YOUR OBJECTIVE: Whatever appears in the records apart from pictures must be reproduced exactly.

SUPPLIED ENTRIES:
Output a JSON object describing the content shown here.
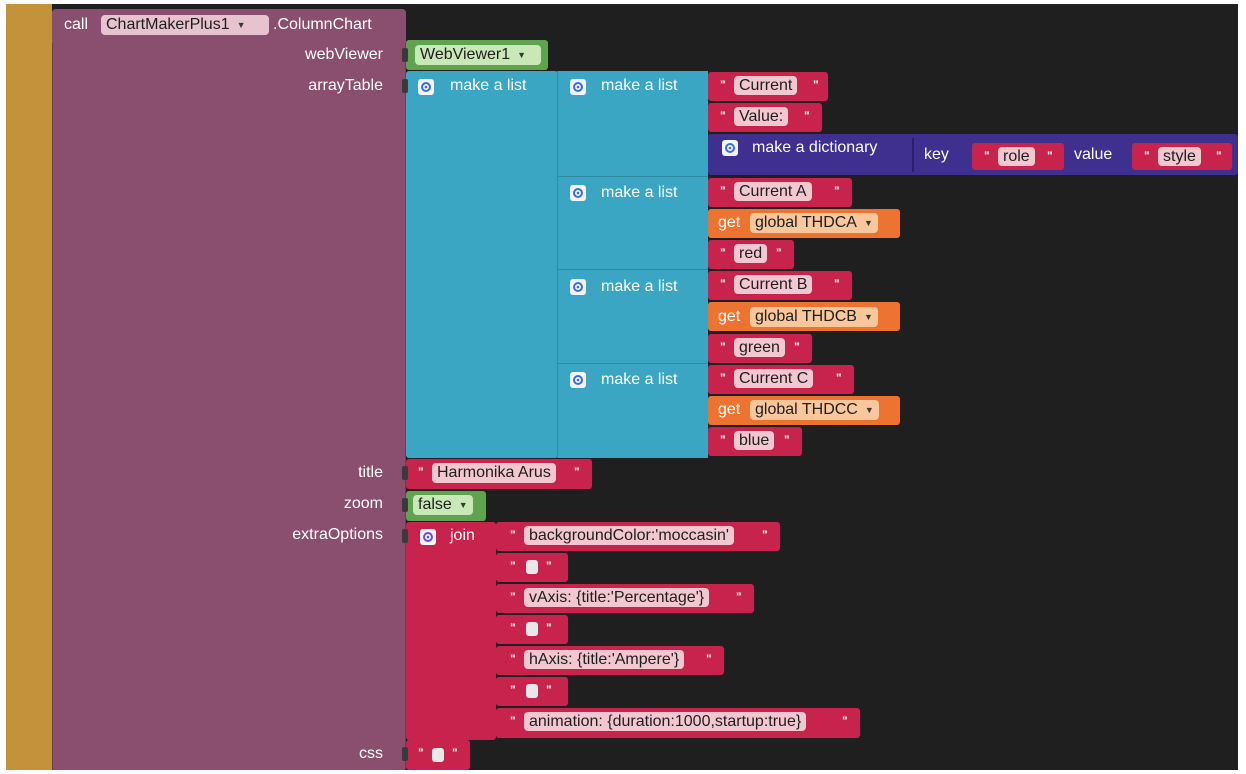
{
  "call_block": {
    "call_word": "call",
    "component": "ChartMakerPlus1",
    "method": ".ColumnChart",
    "params": {
      "webViewer": "webViewer",
      "arrayTable": "arrayTable",
      "title": "title",
      "zoom": "zoom",
      "extraOptions": "extraOptions",
      "css": "css"
    }
  },
  "webviewer_value": "WebViewer1",
  "make_list_label": "make a list",
  "make_dictionary_label": "make a dictionary",
  "key_label": "key",
  "value_label": "value",
  "get_label": "get",
  "header_row": {
    "col1": "Current",
    "col2": "Value:",
    "dict_key": "role",
    "dict_value": "style"
  },
  "rows": [
    {
      "label": "Current A",
      "variable": "global THDCA",
      "color": "red"
    },
    {
      "label": "Current B",
      "variable": "global THDCB",
      "color": "green"
    },
    {
      "label": "Current C",
      "variable": "global THDCC",
      "color": "blue"
    }
  ],
  "title_value": "Harmonika Arus",
  "zoom_value": "false",
  "join_label": "join",
  "extra_options": [
    "backgroundColor:'moccasin'",
    "",
    "vAxis: {title:'Percentage'}",
    "",
    "hAxis: {title:'Ampere'}",
    "",
    "animation: {duration:1000,startup:true}"
  ],
  "css_value": "",
  "colors": {
    "workspace": "#1f1f1f",
    "procedure": "#8a4f6f",
    "lists": "#3aa6c4",
    "text": "#c8234d",
    "logic": "#60a34f",
    "variables": "#ed7330",
    "dictionary": "#3f2f8e",
    "gutter": "#c3923a"
  }
}
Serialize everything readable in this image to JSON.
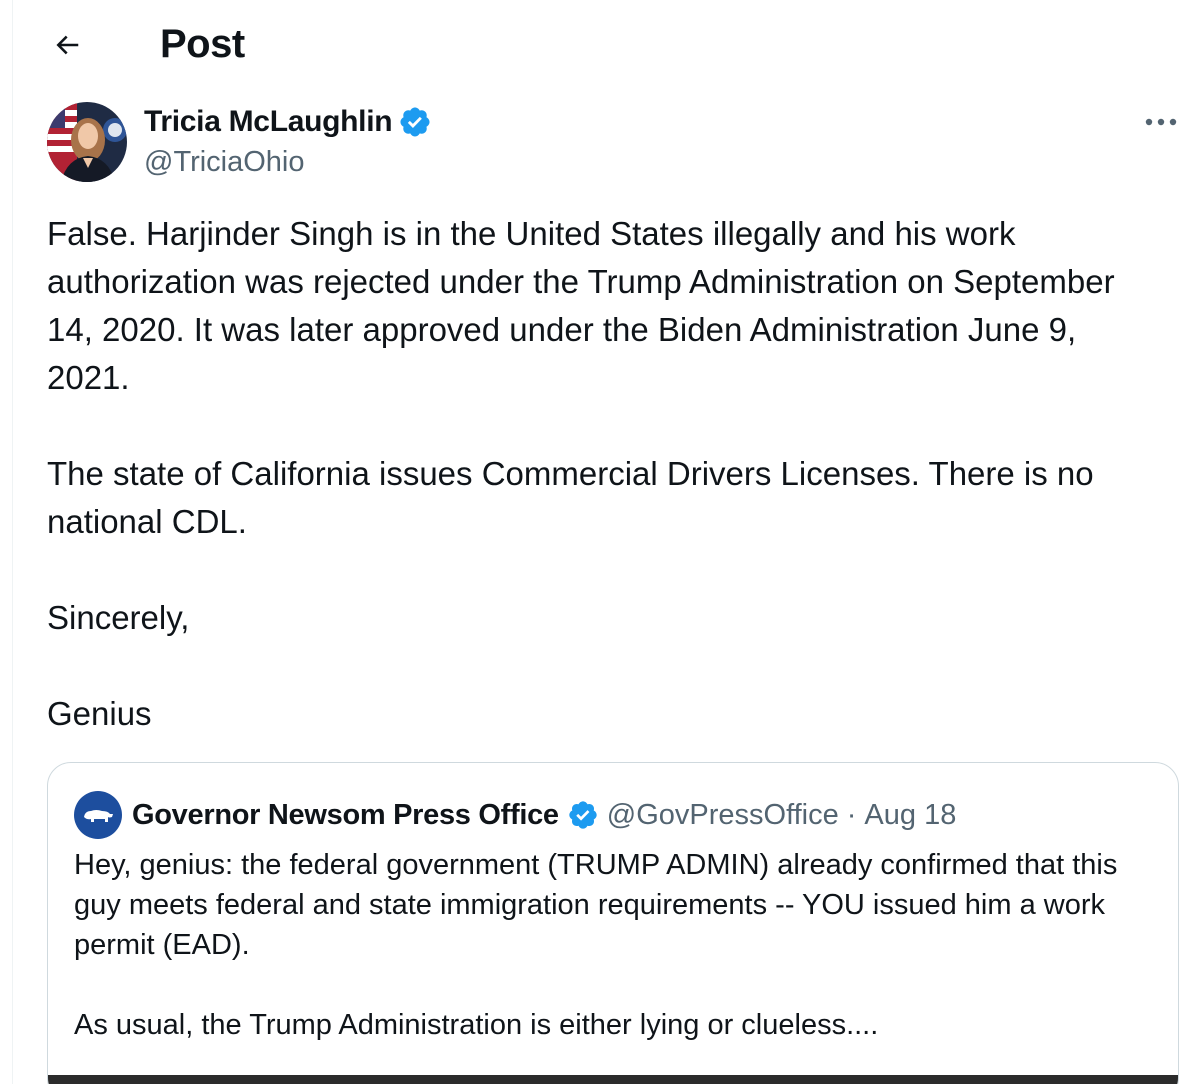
{
  "header": {
    "title": "Post",
    "back_icon": "arrow-left-icon"
  },
  "author": {
    "name": "Tricia McLaughlin",
    "handle": "@TriciaOhio",
    "verified": true,
    "badge_color": "#1d9bf0"
  },
  "post": {
    "paragraphs": [
      "False. Harjinder Singh is in the United States illegally and his work authorization was rejected under the Trump Administration on September 14, 2020. It was later approved under the Biden Administration June 9, 2021.",
      "The state of California issues Commercial Drivers Licenses. There is no national CDL.",
      "Sincerely,",
      "Genius"
    ]
  },
  "quoted_post": {
    "name": "Governor Newsom Press Office",
    "handle": "@GovPressOffice",
    "separator": "·",
    "date": "Aug 18",
    "verified": true,
    "paragraphs": [
      "Hey, genius: the federal government (TRUMP ADMIN) already confirmed that this guy meets federal and state immigration requirements -- YOU issued him a work permit (EAD).",
      "As usual, the Trump Administration is either lying or clueless...."
    ]
  },
  "icons": {
    "more": "more-horizontal-icon",
    "verified": "verified-badge-icon"
  },
  "colors": {
    "text": "#0f1419",
    "secondary_text": "#536471",
    "accent": "#1d9bf0",
    "border": "#cfd9de"
  }
}
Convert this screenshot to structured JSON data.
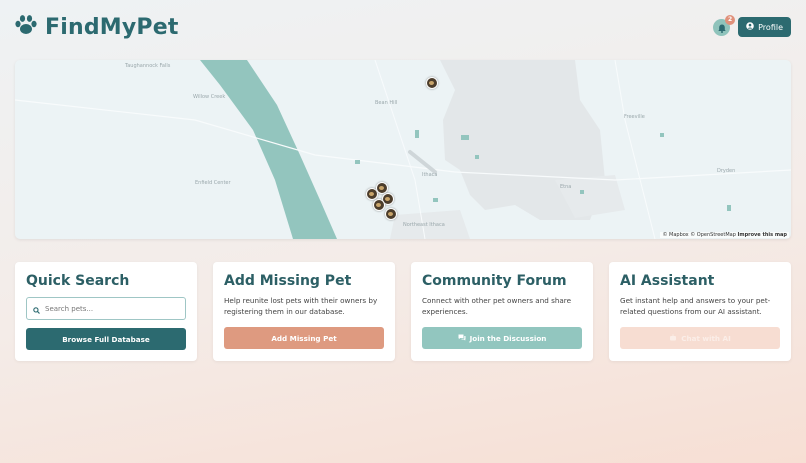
{
  "app": {
    "title": "FindMyPet"
  },
  "header": {
    "notification_count": "2",
    "profile_label": "Profile"
  },
  "map": {
    "place_labels": [
      "Taughannock Falls",
      "Willow Creek",
      "Bean Hill",
      "Ithaca",
      "Freeville",
      "Dryden",
      "Etna",
      "Enfield Center",
      "Northeast Ithaca"
    ],
    "attribution": "© Mapbox © OpenStreetMap",
    "improve_link": "Improve this map",
    "water_color": "#93c5be",
    "urban_color": "#e3e7e9"
  },
  "cards": {
    "quick_search": {
      "title": "Quick Search",
      "search_placeholder": "Search pets...",
      "button_label": "Browse Full Database"
    },
    "add_missing": {
      "title": "Add Missing Pet",
      "description": "Help reunite lost pets with their owners by registering them in our database.",
      "button_label": "Add Missing Pet"
    },
    "forum": {
      "title": "Community Forum",
      "description": "Connect with other pet owners and share experiences.",
      "button_label": "Join the Discussion"
    },
    "ai": {
      "title": "AI Assistant",
      "description": "Get instant help and answers to your pet-related questions from our AI assistant.",
      "button_label": "Chat with AI"
    }
  },
  "colors": {
    "brand": "#2c6a70",
    "coral": "#de9a80",
    "teal": "#92c6bf",
    "disabled": "#f7ddd2"
  },
  "icons": [
    "paw-icon",
    "bell-icon",
    "user-icon",
    "search-icon",
    "comments-icon",
    "robot-icon"
  ]
}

RESPONSE BOX:
Output a JSON object describing the content shown here.
{
  "call_block": {
    "call_word": "call",
    "component": "ChartMakerPlus1",
    "method": ".ColumnChart",
    "params": {
      "webViewer": "webViewer",
      "arrayTable": "arrayTable",
      "title": "title",
      "zoom": "zoom",
      "extraOptions": "extraOptions",
      "css": "css"
    }
  },
  "webviewer_value": "WebViewer1",
  "make_list_label": "make a list",
  "make_dictionary_label": "make a dictionary",
  "key_label": "key",
  "value_label": "value",
  "get_label": "get",
  "header_row": {
    "col1": "Current",
    "col2": "Value:",
    "dict_key": "role",
    "dict_value": "style"
  },
  "rows": [
    {
      "label": "Current A",
      "variable": "global THDCA",
      "color": "red"
    },
    {
      "label": "Current B",
      "variable": "global THDCB",
      "color": "green"
    },
    {
      "label": "Current C",
      "variable": "global THDCC",
      "color": "blue"
    }
  ],
  "title_value": "Harmonika Arus",
  "zoom_value": "false",
  "join_label": "join",
  "extra_options": [
    "backgroundColor:'moccasin'",
    "",
    "vAxis: {title:'Percentage'}",
    "",
    "hAxis: {title:'Ampere'}",
    "",
    "animation: {duration:1000,startup:true}"
  ],
  "css_value": "",
  "colors": {
    "workspace": "#1f1f1f",
    "procedure": "#8a4f6f",
    "lists": "#3aa6c4",
    "text": "#c8234d",
    "logic": "#60a34f",
    "variables": "#ed7330",
    "dictionary": "#3f2f8e",
    "gutter": "#c3923a"
  }
}
Serialize everything readable in this image to JSON.
{
  "header": {
    "title": "Post",
    "back_icon": "arrow-left-icon"
  },
  "author": {
    "name": "Tricia McLaughlin",
    "handle": "@TriciaOhio",
    "verified": true,
    "badge_color": "#1d9bf0"
  },
  "post": {
    "paragraphs": [
      "False. Harjinder Singh is in the United States illegally and his work authorization was rejected under the Trump Administration on September 14, 2020. It was later approved under the Biden Administration June 9, 2021.",
      "The state of California issues Commercial Drivers Licenses. There is no national CDL.",
      "Sincerely,",
      "Genius"
    ]
  },
  "quoted_post": {
    "name": "Governor Newsom Press Office",
    "handle": "@GovPressOffice",
    "separator": "·",
    "date": "Aug 18",
    "verified": true,
    "paragraphs": [
      "Hey, genius: the federal government (TRUMP ADMIN) already confirmed that this guy meets federal and state immigration requirements -- YOU issued him a work permit (EAD).",
      "As usual, the Trump Administration is either lying or clueless...."
    ]
  },
  "icons": {
    "more": "more-horizontal-icon",
    "verified": "verified-badge-icon"
  },
  "colors": {
    "text": "#0f1419",
    "secondary_text": "#536471",
    "accent": "#1d9bf0",
    "border": "#cfd9de"
  }
}
Convert this screenshot to structured JSON data.
{
  "app": {
    "title": "FindMyPet"
  },
  "header": {
    "notification_count": "2",
    "profile_label": "Profile"
  },
  "map": {
    "place_labels": [
      "Taughannock Falls",
      "Willow Creek",
      "Bean Hill",
      "Ithaca",
      "Freeville",
      "Dryden",
      "Etna",
      "Enfield Center",
      "Northeast Ithaca"
    ],
    "attribution": "© Mapbox © OpenStreetMap",
    "improve_link": "Improve this map",
    "water_color": "#93c5be",
    "urban_color": "#e3e7e9"
  },
  "cards": {
    "quick_search": {
      "title": "Quick Search",
      "search_placeholder": "Search pets...",
      "button_label": "Browse Full Database"
    },
    "add_missing": {
      "title": "Add Missing Pet",
      "description": "Help reunite lost pets with their owners by registering them in our database.",
      "button_label": "Add Missing Pet"
    },
    "forum": {
      "title": "Community Forum",
      "description": "Connect with other pet owners and share experiences.",
      "button_label": "Join the Discussion"
    },
    "ai": {
      "title": "AI Assistant",
      "description": "Get instant help and answers to your pet-related questions from our AI assistant.",
      "button_label": "Chat with AI"
    }
  },
  "colors": {
    "brand": "#2c6a70",
    "coral": "#de9a80",
    "teal": "#92c6bf",
    "disabled": "#f7ddd2"
  },
  "icons": [
    "paw-icon",
    "bell-icon",
    "user-icon",
    "search-icon",
    "comments-icon",
    "robot-icon"
  ]
}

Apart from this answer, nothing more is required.